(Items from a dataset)
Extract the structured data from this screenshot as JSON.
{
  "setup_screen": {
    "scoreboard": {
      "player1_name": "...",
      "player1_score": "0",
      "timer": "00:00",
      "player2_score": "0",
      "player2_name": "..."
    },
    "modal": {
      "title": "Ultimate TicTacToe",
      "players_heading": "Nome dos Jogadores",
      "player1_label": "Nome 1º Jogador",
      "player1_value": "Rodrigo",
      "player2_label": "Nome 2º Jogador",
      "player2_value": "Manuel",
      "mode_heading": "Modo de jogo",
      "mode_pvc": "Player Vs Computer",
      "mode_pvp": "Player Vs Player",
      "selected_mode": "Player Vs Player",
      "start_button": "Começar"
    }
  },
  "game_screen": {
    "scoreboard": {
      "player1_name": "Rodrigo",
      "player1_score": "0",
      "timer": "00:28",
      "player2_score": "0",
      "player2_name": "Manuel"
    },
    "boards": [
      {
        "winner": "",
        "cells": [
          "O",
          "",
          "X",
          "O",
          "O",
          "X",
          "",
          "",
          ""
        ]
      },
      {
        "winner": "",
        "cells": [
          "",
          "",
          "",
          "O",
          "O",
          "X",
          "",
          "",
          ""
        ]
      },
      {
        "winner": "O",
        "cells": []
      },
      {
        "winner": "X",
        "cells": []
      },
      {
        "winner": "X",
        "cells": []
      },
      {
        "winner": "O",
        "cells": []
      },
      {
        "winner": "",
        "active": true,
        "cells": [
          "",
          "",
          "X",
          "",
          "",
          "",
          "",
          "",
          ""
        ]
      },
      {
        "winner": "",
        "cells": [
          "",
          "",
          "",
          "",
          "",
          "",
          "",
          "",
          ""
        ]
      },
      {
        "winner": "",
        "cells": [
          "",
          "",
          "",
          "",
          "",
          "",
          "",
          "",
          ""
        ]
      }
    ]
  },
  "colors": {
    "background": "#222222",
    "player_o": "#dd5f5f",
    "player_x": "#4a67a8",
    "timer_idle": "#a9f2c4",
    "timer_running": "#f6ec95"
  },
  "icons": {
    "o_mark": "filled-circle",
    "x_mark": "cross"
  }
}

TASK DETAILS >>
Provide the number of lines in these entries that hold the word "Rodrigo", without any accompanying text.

TASK SOLUTION >>
2